**WHAT YOU NEED TO DO:** In the records, find each line where "badge" occurs, and copy it.

**DATA RECORDS:**

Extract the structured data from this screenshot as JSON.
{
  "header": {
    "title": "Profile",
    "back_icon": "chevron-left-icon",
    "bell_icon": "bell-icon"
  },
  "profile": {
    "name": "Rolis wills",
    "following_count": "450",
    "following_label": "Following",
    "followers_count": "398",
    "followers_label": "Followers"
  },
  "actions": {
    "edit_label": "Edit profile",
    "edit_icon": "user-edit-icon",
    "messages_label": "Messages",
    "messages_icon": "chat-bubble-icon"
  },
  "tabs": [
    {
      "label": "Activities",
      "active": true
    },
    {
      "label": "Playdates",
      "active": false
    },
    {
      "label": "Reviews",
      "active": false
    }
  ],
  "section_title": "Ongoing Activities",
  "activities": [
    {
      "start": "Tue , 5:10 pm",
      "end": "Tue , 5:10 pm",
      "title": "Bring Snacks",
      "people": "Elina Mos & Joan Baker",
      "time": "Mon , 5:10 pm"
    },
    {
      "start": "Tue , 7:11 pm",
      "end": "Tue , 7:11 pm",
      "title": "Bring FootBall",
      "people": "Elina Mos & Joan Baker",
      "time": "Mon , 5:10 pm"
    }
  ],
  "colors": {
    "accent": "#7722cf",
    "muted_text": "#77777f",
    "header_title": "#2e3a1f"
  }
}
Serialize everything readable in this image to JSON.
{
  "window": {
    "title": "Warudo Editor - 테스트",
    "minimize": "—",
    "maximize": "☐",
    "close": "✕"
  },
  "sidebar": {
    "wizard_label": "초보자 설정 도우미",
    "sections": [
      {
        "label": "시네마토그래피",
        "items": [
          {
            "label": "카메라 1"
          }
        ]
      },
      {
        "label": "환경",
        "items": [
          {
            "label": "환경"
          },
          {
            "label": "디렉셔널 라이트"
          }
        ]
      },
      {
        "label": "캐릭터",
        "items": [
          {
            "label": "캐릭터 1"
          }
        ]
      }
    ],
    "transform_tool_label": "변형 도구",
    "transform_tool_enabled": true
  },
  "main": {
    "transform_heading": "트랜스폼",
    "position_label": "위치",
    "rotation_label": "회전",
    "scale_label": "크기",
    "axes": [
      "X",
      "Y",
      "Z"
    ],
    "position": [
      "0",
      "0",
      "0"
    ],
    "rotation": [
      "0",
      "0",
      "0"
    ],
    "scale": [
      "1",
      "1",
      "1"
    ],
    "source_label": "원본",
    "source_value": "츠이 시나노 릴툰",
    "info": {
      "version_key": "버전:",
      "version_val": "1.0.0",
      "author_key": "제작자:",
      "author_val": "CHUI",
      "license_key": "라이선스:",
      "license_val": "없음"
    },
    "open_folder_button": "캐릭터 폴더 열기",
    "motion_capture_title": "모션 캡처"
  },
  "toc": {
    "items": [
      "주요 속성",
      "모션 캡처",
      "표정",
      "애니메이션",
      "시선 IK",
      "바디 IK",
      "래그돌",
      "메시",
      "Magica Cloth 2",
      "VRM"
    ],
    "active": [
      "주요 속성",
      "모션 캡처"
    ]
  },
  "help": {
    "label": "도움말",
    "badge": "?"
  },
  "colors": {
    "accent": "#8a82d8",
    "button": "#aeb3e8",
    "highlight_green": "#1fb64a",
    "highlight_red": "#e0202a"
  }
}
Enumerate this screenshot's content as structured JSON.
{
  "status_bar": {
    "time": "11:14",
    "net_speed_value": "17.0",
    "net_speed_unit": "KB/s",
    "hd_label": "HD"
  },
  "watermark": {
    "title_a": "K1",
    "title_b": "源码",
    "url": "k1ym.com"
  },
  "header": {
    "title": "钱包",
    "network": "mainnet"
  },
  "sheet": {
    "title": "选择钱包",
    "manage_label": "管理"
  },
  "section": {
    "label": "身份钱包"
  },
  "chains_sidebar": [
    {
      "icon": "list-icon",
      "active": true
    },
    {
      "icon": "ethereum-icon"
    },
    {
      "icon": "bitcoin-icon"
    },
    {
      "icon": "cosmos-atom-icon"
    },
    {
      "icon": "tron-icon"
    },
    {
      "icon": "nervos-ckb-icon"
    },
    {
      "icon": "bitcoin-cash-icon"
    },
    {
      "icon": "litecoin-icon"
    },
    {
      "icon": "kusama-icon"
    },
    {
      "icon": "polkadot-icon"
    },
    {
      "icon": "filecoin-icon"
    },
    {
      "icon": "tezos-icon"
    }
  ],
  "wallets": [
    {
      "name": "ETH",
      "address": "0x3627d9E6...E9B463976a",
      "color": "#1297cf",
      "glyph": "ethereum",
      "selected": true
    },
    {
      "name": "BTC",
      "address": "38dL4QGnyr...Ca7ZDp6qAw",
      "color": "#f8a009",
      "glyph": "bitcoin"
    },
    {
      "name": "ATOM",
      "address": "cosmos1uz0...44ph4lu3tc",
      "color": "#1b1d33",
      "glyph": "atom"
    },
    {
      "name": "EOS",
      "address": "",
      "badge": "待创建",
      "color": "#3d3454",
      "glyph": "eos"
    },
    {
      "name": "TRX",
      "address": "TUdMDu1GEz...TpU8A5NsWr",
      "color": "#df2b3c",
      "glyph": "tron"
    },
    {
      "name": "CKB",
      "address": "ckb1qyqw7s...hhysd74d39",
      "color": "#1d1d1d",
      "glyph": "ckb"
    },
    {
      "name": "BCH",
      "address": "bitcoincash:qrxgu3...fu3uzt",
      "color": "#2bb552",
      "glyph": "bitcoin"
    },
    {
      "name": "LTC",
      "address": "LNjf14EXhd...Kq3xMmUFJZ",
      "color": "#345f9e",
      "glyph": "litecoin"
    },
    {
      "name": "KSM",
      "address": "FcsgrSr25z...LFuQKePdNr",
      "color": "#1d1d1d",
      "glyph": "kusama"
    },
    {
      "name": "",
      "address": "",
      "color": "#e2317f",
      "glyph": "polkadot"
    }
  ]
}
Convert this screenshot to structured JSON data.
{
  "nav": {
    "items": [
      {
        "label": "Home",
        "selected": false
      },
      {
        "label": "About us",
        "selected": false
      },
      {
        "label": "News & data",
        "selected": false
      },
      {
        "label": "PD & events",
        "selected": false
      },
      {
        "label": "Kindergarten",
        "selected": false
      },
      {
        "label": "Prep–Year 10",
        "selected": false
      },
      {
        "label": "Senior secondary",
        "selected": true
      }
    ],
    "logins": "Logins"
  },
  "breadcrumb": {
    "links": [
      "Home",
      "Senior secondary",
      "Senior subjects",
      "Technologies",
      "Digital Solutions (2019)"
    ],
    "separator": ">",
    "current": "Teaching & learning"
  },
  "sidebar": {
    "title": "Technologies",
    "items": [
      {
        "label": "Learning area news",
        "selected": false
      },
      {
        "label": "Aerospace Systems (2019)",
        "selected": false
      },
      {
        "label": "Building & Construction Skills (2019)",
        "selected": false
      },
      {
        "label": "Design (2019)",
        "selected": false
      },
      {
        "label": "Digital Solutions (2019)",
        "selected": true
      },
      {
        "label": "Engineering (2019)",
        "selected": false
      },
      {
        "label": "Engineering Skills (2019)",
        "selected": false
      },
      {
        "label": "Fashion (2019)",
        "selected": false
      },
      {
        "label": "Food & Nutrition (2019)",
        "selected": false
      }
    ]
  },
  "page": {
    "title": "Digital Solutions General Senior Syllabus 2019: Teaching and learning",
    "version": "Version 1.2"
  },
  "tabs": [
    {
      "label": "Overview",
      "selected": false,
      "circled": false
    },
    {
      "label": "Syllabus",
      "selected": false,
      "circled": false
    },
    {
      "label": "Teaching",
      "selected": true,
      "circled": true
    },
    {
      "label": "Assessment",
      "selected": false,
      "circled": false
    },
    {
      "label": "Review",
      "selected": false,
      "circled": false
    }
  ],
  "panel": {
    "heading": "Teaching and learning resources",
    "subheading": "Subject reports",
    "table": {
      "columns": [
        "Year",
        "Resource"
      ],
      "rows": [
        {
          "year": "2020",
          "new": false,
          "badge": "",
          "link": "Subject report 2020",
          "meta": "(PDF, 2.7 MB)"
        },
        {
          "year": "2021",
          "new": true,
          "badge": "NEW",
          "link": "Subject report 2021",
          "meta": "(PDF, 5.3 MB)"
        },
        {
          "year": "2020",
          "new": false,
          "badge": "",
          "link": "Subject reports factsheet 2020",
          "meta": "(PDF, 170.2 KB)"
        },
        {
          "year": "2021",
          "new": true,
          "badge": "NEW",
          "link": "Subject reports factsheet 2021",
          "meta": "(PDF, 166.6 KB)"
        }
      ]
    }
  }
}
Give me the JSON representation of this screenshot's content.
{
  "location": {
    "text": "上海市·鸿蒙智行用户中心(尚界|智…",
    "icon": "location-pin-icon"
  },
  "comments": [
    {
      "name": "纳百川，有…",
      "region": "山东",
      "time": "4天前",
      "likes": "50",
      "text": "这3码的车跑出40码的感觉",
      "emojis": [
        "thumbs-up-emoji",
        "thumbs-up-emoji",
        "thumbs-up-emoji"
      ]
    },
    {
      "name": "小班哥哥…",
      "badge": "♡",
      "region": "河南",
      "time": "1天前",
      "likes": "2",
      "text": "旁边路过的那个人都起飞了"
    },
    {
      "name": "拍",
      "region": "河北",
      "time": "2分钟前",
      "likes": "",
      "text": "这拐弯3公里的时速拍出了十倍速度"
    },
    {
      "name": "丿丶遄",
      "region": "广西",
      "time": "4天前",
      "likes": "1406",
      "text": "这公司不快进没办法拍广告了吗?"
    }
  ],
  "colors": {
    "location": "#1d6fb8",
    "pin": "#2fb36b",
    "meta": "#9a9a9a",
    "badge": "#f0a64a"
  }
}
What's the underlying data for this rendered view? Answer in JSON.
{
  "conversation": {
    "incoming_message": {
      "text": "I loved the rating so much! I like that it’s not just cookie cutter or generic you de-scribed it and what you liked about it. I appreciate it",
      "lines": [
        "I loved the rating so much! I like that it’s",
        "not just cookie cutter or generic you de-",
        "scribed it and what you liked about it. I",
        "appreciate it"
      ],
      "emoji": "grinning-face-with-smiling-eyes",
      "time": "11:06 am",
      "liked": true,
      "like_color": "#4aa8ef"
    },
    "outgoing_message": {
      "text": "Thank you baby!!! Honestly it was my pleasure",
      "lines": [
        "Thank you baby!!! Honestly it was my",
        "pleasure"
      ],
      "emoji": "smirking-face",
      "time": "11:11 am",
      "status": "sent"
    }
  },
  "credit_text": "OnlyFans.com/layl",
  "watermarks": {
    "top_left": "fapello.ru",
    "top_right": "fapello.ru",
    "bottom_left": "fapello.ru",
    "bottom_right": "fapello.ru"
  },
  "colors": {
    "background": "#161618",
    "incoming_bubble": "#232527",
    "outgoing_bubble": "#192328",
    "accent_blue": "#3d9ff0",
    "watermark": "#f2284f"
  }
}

**ANSWER TO THIS PROBLEM:**
    "badge": "?"
      "badge": "待创建",
          "badge": "",
          "badge": "NEW",
          "badge": "",
          "badge": "NEW",
      "badge": "♡",
    "badge": "#f0a64a"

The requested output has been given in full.